Versatility isn't a bad thing. In fact, you love to see it in your backups, who may have to fill in for your starting tackle one week, and perhaps your starting center the next. But you don't necessarily want your starters to all be "jacks-of-all-trades"...you'd like to have them be the solid guy at their position. Like Chad Clifton or Mike Wahle.
Like Charles Woodson.
That philosophy of keeping versatile guys over talent has crept into my fears more this training camp, when versatile Jason Spitz was awarded the starting center job over career center Scott Wells (who had as solid a training camp as anyone). It was no secret that the Packers were shopping Wells around and likely had Spitz penciled in before the season started.
The final cutdown dates also concerned me, as players we would expect to contribute on offense or defense were released in favor of players who had an aptitude for special teams. The release of a player like Anthony Smith in favor of special teams gunner Derrick Martin was one example of preferring a versatile player over a guy who would likely contribute more on defense. While keeping Quinn Johnson as a project player isn't a bad idea, also keeping two special teams ace players like John Kuhn and Korey Hall seemed like a luxury, when you might have been able to keep another running back, or afford to keep a third quarterback.

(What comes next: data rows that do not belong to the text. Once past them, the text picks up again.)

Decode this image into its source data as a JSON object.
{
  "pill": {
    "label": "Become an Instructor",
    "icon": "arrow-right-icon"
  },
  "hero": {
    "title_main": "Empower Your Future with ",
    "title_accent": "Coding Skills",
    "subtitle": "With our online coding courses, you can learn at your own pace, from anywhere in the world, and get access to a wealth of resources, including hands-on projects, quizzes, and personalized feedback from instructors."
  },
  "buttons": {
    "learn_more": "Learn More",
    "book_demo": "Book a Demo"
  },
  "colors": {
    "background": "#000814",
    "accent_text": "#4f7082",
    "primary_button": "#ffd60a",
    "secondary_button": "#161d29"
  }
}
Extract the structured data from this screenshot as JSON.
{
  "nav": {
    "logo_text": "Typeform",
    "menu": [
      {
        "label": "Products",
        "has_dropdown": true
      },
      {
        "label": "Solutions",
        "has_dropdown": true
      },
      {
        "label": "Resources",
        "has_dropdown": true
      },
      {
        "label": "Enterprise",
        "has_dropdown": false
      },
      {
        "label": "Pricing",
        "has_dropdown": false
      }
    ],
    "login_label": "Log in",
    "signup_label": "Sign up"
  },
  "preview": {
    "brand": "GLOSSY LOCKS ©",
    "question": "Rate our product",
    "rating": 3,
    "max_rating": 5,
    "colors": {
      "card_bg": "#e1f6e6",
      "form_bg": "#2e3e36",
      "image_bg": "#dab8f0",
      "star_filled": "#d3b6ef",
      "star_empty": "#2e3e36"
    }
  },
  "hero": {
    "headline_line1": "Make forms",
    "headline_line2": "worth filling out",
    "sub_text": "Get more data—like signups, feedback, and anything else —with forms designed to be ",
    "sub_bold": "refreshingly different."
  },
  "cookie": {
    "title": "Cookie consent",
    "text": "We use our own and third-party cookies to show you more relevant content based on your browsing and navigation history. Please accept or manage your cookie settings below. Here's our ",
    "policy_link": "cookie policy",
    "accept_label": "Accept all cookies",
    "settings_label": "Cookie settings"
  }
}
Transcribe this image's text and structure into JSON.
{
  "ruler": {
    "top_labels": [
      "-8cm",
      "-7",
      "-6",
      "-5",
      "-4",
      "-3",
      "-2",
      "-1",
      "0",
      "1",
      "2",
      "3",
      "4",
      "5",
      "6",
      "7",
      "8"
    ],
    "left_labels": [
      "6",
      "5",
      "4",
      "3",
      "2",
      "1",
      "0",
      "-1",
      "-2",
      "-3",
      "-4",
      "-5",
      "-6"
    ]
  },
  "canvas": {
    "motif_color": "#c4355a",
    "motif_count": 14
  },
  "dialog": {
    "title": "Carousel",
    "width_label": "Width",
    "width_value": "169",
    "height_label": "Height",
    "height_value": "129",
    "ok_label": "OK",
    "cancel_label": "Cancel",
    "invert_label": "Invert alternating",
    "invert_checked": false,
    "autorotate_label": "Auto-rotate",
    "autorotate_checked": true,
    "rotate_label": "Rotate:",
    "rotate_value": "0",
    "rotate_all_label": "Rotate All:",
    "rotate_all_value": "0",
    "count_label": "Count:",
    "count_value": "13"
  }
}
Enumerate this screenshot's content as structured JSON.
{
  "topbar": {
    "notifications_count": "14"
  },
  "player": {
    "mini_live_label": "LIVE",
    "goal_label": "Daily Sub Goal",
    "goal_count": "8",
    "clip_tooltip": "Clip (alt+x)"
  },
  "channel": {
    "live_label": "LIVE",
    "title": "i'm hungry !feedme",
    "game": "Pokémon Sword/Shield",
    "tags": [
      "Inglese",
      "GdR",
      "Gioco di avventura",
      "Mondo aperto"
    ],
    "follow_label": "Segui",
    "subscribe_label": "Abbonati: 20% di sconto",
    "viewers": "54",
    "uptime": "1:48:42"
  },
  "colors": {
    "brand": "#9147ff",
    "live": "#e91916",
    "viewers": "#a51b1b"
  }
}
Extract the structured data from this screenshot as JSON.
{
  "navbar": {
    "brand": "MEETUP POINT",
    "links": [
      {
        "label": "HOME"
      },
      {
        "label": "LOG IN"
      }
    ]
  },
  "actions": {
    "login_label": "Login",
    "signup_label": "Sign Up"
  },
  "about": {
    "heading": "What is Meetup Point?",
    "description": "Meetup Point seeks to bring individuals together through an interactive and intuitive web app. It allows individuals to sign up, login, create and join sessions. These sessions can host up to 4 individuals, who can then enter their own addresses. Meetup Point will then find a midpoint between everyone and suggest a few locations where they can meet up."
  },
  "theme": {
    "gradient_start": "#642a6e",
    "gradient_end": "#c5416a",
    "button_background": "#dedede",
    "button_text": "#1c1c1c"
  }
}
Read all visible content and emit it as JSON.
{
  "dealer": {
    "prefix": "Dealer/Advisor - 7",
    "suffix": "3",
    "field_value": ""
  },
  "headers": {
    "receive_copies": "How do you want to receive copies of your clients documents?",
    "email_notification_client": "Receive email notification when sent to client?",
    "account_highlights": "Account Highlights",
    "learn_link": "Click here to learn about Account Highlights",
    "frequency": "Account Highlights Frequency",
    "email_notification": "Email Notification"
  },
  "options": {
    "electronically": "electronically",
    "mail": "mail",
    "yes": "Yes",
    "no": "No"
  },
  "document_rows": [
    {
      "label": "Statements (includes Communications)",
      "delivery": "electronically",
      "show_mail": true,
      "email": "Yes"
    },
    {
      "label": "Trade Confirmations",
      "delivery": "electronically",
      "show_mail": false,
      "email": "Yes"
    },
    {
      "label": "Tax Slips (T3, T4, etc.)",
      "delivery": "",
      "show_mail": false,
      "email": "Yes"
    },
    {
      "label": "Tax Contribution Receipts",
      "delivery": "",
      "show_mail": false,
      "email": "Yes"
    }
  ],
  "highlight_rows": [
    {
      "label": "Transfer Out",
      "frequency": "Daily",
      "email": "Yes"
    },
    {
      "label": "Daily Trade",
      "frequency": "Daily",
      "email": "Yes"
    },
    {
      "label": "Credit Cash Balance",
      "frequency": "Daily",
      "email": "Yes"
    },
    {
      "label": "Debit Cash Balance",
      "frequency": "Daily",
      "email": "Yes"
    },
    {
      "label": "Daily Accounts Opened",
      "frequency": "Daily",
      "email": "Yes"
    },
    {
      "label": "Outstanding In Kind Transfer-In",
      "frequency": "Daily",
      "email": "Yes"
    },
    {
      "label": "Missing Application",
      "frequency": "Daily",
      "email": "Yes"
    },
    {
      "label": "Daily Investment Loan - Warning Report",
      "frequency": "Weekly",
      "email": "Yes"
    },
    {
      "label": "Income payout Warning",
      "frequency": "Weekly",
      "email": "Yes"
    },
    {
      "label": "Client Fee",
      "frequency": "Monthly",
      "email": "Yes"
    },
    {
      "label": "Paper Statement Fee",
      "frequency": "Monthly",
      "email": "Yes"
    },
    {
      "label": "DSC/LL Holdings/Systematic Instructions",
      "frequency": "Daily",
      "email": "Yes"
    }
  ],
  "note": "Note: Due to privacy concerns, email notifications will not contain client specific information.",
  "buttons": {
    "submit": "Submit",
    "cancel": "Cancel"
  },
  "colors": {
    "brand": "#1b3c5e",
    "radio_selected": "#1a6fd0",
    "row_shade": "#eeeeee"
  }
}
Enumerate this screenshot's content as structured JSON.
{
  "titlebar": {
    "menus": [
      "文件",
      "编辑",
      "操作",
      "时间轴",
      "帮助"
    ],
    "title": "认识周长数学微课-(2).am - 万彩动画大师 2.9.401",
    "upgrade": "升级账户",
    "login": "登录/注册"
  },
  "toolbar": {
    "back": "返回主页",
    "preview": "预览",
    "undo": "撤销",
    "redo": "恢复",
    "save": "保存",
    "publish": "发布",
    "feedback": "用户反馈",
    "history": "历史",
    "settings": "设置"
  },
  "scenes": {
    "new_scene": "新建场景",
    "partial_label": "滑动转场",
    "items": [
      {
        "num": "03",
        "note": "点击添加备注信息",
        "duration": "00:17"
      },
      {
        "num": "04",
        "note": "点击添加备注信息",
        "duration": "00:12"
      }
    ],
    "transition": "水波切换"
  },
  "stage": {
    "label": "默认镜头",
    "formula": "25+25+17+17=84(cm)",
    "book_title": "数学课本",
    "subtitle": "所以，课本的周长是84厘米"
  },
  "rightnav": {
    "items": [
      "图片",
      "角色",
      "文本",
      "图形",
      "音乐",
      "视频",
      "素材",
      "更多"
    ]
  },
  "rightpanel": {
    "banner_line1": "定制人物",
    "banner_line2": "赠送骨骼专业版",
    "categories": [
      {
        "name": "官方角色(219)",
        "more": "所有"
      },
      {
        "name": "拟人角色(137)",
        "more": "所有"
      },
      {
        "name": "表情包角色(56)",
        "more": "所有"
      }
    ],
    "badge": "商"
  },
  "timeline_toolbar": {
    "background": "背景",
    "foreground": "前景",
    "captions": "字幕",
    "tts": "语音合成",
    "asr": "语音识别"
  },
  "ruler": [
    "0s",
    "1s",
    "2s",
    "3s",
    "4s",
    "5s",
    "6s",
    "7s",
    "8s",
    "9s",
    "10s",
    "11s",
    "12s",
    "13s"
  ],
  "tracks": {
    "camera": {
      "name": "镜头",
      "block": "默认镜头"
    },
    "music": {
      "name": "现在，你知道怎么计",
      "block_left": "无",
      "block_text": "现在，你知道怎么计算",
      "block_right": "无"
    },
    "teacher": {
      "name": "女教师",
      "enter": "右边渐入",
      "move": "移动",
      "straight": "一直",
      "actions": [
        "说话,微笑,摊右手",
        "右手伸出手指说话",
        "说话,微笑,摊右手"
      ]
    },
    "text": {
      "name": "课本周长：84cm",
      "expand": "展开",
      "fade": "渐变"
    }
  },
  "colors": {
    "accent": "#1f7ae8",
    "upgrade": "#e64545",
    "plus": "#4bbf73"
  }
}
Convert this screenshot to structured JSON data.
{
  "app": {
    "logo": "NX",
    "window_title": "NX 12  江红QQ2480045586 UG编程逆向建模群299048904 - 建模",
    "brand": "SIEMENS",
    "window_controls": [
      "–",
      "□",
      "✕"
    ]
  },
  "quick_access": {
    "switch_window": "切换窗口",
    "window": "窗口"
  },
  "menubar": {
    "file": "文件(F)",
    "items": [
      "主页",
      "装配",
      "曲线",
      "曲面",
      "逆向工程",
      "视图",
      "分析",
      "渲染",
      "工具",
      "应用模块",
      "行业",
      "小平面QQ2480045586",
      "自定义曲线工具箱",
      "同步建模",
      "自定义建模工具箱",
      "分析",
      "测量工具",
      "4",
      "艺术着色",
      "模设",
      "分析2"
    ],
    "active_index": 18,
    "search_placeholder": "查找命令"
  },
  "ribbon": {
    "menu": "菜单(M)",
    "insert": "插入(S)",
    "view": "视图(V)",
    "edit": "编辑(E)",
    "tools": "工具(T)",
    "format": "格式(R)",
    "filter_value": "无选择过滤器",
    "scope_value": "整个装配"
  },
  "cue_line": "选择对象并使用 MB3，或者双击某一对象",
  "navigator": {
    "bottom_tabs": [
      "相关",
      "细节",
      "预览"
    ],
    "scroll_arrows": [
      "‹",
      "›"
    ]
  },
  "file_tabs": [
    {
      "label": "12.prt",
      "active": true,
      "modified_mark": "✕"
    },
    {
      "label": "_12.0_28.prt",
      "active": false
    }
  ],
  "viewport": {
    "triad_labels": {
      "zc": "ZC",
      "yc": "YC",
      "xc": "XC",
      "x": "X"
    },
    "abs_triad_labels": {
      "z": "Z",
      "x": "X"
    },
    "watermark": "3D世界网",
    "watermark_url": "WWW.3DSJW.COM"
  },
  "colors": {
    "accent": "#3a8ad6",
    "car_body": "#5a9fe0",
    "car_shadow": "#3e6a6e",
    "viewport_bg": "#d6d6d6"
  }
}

But the one prime example was keeping Brett Swain over Ruvell Martin. Swain proved his versatility in training camp by playing special teams, and even lining up as a defensive back when injuries mounted. And there's nothing wrong with that...he's the fifth wide receiver and you expect that from a backup. But, Martin was also our emergency quarterback, and in keeping three fullbacks over three quarterbacks, the Packers are placing themselves at risk for having a TJ Rubely situation, without even having a TJ Rubely to go to.
Compounding that problem is that our emergency quarterback was Ruvell Martin. So the Packers went from having three and a half quarterbacks to just two.
So, which "versatile" player will the Packers turn to in that situation? I have no idea, but the fact that Woodson came forward and offered, happily, to take on that role is fantastic. You see, Woodson is the farthest thing from a player who is valued because of his versatility. He doesn't need to be versatile, because he is, simply put, the best at his position. He's a Heisman talent, an All-Pro player who is the definition of "cornerback".
He doesn't need to move. He's the one other players are supposed to move around.
But this All-Pro has offered twice to help out in other positions, last year at safety. The idea that Woodson is taking some time during practice to take snaps and getting his timing down in a "Wildcat" formation is fantastic.
So, the question must be asked....if we occasionally shed talent for versatility, what does it mean when your most talented player shows that he can be the best in the NFL at his position, and still be able (and willing) to be versatile?
Probably a bad example, but the Packers had a shot at Steve Hutchinson back in 2006. Now, as overpriced as he was, the fact is that he would have cemented one guard position...period. The Packers wisely chose not to invest the money, and instead invested in three offensive linemen who had versatility.
The point is, however, that Hutchinson would have held one spot solidly, like Woodson, and the Offensive Line Shuffle that happened for the next three years wouldn't have been such an issue.
It's not my goal to make this into a "free agents are better than draft picks" argument. But, after years of watching established talent pass by in order to keep flexibility, it is great to see one of our most talented players show that the two traits are not mutually exclusive.
Let's hope this is a sign of a two-way street: if our most talented, positionally dug-in player can demonstrate such flexibility, let's hope that our versatile players can find a position, dig in, and dominate at it.